>>>

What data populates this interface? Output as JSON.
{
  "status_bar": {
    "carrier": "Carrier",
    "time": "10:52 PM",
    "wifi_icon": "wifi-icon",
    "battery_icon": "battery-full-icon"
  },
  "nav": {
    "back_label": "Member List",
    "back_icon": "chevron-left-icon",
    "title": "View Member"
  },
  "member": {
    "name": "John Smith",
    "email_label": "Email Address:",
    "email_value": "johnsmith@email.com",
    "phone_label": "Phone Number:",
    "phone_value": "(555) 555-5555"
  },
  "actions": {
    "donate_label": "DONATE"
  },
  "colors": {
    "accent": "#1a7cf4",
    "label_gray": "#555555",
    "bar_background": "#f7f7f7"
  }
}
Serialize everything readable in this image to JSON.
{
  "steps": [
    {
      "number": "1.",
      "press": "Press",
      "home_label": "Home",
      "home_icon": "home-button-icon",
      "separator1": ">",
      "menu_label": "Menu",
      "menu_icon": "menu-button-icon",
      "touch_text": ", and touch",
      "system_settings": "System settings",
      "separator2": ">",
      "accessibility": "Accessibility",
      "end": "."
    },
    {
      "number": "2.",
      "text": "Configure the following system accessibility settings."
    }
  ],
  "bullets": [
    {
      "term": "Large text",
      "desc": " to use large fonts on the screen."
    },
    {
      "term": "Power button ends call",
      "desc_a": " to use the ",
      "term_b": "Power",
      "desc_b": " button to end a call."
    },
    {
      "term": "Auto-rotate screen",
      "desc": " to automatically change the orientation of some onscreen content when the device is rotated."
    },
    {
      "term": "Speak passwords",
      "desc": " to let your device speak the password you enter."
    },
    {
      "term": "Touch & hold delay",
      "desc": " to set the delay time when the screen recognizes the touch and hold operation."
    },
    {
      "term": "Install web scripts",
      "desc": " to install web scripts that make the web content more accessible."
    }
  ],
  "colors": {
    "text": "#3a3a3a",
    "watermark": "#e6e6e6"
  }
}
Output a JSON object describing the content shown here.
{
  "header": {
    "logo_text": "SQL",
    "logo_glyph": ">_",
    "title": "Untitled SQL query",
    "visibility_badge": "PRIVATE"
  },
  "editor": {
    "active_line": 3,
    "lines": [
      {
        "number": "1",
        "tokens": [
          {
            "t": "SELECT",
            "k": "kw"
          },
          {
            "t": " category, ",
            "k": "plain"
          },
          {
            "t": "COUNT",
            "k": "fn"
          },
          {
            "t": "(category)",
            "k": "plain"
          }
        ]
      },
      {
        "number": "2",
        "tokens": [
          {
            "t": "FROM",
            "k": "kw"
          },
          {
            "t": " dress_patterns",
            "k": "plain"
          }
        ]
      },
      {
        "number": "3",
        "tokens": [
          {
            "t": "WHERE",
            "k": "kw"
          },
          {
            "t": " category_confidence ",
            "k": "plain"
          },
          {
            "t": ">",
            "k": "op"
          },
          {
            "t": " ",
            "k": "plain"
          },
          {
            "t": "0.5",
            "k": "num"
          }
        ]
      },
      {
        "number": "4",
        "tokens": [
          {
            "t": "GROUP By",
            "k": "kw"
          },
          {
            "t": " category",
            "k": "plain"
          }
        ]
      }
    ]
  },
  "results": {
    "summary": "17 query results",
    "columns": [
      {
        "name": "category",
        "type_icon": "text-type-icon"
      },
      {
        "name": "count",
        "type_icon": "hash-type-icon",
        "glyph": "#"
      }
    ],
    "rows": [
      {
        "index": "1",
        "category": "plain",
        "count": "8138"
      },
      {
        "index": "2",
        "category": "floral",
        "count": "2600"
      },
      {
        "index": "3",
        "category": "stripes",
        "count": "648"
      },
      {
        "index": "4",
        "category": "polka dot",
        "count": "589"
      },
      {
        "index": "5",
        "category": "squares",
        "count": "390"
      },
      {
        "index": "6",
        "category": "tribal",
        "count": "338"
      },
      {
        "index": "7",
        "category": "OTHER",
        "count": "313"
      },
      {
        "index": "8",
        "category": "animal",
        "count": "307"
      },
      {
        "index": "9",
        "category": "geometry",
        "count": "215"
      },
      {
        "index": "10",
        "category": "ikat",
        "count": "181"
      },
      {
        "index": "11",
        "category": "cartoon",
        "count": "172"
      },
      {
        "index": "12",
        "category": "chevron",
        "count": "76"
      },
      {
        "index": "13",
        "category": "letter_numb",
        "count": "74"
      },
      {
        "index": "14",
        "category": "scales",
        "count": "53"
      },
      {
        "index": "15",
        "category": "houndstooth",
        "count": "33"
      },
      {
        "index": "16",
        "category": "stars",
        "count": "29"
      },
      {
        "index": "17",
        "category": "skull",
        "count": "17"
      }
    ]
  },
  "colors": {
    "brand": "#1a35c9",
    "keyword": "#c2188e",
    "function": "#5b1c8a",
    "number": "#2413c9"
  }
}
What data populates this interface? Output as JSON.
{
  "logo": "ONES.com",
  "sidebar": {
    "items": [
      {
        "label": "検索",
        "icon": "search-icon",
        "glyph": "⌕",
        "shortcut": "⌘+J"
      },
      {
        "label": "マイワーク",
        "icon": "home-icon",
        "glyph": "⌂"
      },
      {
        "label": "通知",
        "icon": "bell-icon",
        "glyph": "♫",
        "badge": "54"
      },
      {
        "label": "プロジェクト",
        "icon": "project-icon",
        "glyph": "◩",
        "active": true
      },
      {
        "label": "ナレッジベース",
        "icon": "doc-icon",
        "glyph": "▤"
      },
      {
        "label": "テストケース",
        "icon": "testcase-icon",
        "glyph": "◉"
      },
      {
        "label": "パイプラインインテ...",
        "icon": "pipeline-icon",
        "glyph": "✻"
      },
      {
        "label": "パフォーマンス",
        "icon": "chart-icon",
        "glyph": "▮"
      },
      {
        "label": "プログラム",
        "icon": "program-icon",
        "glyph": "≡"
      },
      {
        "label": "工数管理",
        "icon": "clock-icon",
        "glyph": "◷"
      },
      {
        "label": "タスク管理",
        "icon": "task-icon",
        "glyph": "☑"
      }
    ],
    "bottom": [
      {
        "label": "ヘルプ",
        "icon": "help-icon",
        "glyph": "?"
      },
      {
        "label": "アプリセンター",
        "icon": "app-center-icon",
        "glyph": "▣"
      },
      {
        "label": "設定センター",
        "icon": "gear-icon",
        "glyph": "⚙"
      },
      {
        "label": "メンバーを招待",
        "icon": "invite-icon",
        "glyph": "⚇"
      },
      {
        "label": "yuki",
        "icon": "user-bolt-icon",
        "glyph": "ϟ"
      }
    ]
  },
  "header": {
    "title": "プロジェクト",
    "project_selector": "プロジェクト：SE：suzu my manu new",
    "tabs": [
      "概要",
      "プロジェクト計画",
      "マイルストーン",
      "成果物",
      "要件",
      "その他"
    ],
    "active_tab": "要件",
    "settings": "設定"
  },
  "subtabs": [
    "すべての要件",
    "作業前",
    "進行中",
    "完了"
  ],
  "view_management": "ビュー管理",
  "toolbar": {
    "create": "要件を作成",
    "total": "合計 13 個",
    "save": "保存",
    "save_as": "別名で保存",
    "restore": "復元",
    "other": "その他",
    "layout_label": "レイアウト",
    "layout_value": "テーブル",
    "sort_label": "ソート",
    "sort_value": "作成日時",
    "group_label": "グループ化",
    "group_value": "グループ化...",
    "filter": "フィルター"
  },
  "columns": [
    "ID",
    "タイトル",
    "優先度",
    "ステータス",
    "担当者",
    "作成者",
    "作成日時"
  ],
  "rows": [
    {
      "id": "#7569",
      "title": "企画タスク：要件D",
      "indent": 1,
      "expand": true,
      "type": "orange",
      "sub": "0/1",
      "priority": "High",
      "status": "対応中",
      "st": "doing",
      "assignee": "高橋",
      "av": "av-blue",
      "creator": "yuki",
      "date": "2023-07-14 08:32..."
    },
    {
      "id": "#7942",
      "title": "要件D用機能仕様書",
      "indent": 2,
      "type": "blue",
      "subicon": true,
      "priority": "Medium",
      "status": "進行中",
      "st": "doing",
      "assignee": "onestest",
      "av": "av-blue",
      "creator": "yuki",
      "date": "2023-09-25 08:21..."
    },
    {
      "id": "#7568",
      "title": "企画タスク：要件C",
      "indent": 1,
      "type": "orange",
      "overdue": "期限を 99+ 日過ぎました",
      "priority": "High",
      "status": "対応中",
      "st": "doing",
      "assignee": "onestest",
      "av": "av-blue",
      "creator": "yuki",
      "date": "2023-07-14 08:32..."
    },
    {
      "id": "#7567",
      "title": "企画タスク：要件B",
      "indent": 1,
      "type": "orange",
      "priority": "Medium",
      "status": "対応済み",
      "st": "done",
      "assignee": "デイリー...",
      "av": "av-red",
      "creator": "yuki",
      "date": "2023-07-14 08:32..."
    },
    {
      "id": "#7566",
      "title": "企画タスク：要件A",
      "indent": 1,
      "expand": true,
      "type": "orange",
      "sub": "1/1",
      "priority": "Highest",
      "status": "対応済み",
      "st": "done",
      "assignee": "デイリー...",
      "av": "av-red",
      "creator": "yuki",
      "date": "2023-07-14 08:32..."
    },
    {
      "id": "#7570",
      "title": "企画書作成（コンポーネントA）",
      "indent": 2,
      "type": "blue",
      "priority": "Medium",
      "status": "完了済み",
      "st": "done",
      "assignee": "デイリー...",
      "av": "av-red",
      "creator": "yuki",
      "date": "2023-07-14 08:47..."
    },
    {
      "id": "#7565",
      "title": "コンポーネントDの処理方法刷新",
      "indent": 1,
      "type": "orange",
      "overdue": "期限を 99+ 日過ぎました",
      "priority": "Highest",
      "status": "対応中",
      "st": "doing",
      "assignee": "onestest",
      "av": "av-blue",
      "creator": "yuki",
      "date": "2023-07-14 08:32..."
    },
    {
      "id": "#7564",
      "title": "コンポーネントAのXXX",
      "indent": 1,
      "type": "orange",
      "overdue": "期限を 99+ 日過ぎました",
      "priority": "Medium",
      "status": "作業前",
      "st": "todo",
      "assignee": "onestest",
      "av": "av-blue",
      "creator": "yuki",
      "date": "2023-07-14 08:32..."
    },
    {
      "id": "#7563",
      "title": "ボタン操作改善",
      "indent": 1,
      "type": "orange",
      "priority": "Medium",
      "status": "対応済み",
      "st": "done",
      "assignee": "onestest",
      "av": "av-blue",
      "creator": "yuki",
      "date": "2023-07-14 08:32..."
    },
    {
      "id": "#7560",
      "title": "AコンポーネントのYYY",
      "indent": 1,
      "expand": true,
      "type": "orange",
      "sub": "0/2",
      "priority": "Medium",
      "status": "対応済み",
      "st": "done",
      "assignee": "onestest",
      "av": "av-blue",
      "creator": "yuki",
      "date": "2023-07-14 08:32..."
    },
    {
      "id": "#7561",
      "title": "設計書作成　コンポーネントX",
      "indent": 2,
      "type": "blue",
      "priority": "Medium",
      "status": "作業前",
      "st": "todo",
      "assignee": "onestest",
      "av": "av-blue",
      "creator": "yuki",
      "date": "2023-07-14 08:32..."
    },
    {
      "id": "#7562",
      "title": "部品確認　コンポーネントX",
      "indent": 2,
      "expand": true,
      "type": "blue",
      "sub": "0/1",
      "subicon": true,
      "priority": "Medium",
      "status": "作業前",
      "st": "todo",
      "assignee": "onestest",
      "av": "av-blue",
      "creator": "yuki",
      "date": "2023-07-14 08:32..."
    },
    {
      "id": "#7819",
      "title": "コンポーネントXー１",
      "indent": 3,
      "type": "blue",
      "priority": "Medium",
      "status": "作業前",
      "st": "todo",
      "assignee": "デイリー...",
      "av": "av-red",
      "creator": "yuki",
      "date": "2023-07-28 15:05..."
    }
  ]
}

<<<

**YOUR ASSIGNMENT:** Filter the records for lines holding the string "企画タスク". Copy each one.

**WRITTEN RESPONSE:**
      "title": "企画タスク：要件D",
      "title": "企画タスク：要件C",
      "title": "企画タスク：要件B",
      "title": "企画タスク：要件A",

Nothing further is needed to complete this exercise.